Lets get one thing straight – Camperdown & Out are by no means an all-star Sydney super group – but perhaps the self-deprecating title of the band would suggest that sort of attitude. Formed out of necessity and a mutual appreciation of legendary acts spat out of 80s Australia/New Zealand, the group take their name from the inner-western suburb of Sydney, combined with a few tales of woe and redemption.
Made up of Nathan Roche (Marf Loth), Alex Kiers (Raw Prawn), David Akerman (Dead Farmers) and Chris Shortt(Royal Headache) Camperdown & Out have set out to salute their heroes in the Go Betweens, Ed Kuepper, Paul Kelly, The Clean, along with the obvious slaps on the back to internationals such as Lou Reed and sunshine British wino Kevin Ayers." - Popfrenzy
2. Don't Have A Dog
3. St Peters
4. Down And Out
5. Tropics Of Capricorn
6. A Good Sound
1. Out Of Time
2. Follow Me
3. Hey Woman
4. South Coast
5. Morphine Dream
Format: Vinyl. 12" LP. 33 RPM. Includes mp3 download code.
Year of release: 2013
Label: Popfrenzy (PF139)
City / Country: Sydney, AustraliaReviews:
"It's nice to have a band singing about Sydney with the same melancholic fun of Paul Kelly's Melbourne or The Go-Betweens' Brisbane. Plus, for all the backyard drunks and side-streets that populate the former, Camperdown & Out, like Sydney, have the ‘burbs and the beach.
It’s a lyrical, vocals-forward album, and singer Nathan Roche’s base signifiers - water, sand, cafes, nine to five - could come out uncooked, but it’s actually a lean poetry, and a deep nostalgia lingers underneath with lines like “it's only a memory, an image of you down on the estuary.”
Most songs are at driving tempo, i.e. speeding and over the limit. Cruisy, but definitely dangerous. Still, tracks pass by easily and warmly, like drinking away a hangover. ‘Manly’ begs “what would I do in Manly,” an obvious, but absolutely necessary question, and its couplet is the sinister “do you think that they will have me?" Shudders. ‘Down & Out’ is a pushy ripper about a Gatsbian slacker: a big house, hollow happiness, and “things couldn't be better.”

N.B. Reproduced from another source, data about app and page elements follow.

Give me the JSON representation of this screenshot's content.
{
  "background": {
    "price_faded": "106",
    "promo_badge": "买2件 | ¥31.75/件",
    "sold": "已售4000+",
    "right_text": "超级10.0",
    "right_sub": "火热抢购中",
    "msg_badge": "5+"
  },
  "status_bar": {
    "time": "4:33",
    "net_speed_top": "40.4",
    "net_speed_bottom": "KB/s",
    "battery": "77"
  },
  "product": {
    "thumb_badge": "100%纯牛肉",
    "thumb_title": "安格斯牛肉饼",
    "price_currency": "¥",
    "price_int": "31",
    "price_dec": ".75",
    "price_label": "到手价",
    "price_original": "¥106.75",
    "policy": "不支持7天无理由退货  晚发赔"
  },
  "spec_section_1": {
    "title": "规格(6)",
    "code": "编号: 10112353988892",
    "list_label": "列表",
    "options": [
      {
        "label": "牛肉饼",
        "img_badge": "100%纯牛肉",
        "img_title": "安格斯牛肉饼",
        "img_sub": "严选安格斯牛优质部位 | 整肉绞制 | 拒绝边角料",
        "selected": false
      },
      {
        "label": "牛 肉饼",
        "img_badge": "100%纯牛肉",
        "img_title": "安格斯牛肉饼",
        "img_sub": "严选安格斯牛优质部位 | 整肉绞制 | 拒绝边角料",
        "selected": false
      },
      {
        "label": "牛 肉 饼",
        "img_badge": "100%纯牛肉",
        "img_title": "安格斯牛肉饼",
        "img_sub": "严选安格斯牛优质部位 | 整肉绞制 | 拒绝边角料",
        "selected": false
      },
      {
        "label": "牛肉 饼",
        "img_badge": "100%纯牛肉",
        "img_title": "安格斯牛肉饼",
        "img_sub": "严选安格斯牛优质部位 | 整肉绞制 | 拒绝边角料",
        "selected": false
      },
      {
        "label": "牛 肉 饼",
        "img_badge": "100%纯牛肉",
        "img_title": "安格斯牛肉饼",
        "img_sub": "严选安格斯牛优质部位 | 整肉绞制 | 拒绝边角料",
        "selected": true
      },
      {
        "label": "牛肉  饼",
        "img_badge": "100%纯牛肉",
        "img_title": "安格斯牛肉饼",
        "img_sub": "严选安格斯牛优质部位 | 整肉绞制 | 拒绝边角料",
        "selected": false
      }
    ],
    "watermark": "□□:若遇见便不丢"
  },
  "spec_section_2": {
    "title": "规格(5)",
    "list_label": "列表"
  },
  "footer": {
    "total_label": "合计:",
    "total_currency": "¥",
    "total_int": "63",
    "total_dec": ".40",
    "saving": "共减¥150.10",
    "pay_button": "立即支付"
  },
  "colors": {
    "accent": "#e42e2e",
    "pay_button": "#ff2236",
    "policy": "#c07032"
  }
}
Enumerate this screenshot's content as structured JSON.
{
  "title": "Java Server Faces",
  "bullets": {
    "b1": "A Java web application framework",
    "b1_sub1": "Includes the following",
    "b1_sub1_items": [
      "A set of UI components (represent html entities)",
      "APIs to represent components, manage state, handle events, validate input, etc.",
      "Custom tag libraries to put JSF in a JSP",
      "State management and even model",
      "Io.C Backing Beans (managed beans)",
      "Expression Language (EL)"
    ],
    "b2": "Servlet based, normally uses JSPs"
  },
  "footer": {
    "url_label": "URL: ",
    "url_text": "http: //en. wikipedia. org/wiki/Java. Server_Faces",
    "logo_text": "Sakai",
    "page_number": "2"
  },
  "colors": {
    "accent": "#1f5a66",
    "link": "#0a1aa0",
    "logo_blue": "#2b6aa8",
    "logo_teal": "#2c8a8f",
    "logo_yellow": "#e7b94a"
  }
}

Overall, the Vitamin-D drenched guitars and bass seem to want to loathe listlessness, to beat boredom, and try to press ahead with some real positivity. But then “South Coast” goes and burns it off with the lyric, “where’s my memory/where is my memory/everything's become blurry.” It's sung as blithely as losing your keys, your phone, your wallet. You keep asking yourself where it's gone - maybe you'll find it, maybe you won't." - Jim Whyte, Two Thousand